The novel is set in a Scandanavian city (Christiania) and centres around the revolving door travails of the anti hero, a writer who is starving to the bring of his existence.  His hunger prevents him from writing anything of any merit and his inability to publish anything means that he cannot earn any money for food so his spiral decline continues.  He bombards the local press with unsolicited articles some of which are occasionally published earning him some money but despite his desperate need he gives most of this money away and the food he does buy he usually throws up shortly after eating it and thus his descent towards madness and death continues.

Time is played out in a strange way within the book, it’s unclear when the book is set from the narrator and despite the suffering of the anti hero there is neither social or political points being made, the book does not seem to be set of a particular time it simply exists.  Days will be skipped over or missed and yet at other times you will follow the narrators rambling inner thoughts to the nth degree whereever they take you.  Unlike say Dostoevsky’s writings Hamsun does not illicit any sympathy for his anti hero as it is clear that the situation he finds himself in is of his own making and indeed he could quite easily find his way out of it but he chooses instead to suffer as if he wants to take himself to the bring which he does, rejecting everything and leaving only two choices, to live or to die and over this abyss he dangles himself

I remained a while locked into the dark – this dense substance of darkness that had no bottom, which I couldn’t understand.  My thoughts could not grasp such a thing.  It seemed to be dark beyond all measurement, and I felt its presence weigh me down.  I closed my eyes and took to singing half aloud and rocking myself back and forth on the cot to amuse myself, but it did no good.  The dark had captured my brain and gave me not an instant of peace.  What if I myself dissolved into the dark, turned into it?

Confusion reigns, he cannot collect his thoughts properly and he wanders the streets reaching the point of almost dying standing up, but then at the point of no return walks to the docks signs up on a ship and sails out of the city.
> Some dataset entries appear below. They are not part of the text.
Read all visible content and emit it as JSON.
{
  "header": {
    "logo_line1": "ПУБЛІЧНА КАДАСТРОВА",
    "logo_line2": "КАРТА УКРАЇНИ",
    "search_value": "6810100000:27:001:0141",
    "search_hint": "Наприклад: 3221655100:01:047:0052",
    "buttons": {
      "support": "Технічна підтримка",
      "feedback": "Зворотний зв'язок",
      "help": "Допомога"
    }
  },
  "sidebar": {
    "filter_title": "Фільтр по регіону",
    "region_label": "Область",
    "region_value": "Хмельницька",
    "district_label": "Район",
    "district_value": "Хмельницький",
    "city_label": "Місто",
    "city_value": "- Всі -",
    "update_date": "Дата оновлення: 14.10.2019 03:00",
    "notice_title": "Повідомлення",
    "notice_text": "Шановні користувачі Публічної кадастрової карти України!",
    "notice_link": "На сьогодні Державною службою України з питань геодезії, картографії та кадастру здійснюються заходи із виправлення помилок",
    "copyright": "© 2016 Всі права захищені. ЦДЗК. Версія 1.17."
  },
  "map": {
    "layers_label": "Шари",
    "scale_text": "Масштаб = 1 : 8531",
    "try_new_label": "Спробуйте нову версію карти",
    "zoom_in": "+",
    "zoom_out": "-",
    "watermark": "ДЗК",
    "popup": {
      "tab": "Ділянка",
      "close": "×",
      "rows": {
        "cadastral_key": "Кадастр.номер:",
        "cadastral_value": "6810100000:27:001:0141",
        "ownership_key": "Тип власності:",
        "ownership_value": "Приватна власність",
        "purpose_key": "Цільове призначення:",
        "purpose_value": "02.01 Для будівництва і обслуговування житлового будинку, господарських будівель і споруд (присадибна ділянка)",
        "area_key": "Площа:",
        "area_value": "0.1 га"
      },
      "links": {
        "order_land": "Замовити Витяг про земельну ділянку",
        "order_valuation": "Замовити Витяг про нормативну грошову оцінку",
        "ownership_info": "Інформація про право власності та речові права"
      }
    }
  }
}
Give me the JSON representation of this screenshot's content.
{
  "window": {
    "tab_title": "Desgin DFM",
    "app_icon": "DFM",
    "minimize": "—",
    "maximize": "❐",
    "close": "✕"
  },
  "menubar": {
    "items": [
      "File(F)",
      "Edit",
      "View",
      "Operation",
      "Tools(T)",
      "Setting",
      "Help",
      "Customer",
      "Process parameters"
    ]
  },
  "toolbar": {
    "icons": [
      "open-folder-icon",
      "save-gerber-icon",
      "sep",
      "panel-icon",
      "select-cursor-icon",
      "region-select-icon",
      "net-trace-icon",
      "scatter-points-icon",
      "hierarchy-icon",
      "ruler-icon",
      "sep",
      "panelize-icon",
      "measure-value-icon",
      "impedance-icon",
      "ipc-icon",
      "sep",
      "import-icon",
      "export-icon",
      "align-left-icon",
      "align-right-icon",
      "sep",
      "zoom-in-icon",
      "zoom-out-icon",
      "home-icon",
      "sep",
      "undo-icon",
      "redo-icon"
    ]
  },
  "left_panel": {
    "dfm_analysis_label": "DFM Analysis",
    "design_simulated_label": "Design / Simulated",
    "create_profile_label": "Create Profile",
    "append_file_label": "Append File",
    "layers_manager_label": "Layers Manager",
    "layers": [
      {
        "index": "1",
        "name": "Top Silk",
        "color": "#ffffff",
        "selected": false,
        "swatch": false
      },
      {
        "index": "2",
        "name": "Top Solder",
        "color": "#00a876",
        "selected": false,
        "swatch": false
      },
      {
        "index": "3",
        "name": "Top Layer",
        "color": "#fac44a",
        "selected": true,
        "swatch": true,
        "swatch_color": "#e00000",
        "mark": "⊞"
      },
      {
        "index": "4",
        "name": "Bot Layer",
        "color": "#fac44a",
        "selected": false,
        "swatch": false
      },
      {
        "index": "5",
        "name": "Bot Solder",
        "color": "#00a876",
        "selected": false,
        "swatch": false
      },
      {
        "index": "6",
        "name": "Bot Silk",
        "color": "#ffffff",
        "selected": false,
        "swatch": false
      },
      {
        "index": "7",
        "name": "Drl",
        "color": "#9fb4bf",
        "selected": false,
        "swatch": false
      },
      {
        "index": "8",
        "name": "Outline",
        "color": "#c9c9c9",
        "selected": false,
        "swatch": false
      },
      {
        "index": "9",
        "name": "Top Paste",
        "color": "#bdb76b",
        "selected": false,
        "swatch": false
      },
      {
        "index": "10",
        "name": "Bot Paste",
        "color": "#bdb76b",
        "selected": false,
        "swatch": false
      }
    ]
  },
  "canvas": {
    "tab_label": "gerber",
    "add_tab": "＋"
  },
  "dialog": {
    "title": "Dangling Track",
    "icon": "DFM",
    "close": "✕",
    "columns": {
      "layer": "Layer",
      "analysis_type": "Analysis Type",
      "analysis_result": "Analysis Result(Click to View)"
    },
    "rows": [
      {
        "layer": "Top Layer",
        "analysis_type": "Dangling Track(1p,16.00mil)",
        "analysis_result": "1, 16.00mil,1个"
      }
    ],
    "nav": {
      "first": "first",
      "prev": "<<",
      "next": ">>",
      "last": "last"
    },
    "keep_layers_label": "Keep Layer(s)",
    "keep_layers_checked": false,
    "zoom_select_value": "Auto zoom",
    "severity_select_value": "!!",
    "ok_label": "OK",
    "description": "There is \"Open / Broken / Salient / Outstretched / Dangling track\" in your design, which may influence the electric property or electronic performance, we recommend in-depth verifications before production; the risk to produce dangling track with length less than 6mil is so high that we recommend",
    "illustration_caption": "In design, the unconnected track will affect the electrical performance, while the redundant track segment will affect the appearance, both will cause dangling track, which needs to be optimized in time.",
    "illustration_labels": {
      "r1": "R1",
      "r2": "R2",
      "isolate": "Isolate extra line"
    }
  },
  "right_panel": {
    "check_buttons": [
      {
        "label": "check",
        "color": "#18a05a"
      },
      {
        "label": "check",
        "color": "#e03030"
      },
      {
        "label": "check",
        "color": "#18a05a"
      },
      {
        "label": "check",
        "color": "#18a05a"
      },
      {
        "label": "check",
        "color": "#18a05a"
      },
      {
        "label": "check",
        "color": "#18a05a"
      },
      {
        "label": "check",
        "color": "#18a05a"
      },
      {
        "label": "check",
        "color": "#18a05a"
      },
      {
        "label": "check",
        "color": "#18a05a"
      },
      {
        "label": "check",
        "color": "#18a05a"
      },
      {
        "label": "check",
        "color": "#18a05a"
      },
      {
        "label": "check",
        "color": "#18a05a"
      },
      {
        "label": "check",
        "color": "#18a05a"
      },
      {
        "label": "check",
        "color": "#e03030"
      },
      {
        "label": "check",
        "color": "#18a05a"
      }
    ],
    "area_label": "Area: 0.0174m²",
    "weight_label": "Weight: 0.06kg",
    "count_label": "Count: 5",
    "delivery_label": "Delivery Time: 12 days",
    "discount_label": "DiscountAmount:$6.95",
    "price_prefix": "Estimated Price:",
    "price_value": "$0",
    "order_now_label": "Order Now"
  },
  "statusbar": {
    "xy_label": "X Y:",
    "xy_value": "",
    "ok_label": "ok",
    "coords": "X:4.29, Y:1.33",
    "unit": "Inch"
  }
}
Is this art, philosophy, a study of the depravity of the mind, madness – I really don’t know.  I don’t know much about literature in the 1890’s but there can’t have been anything written like this and in fact I doubt there has been before or since, it’s a unique piece of writing.  You don’t read this for a laugh but despite all I’ve written it draws you in, sucks at the edges of your mind and soul, dares you to look, it’s challenging and difficult but compelling and original, fascinating and disturbing.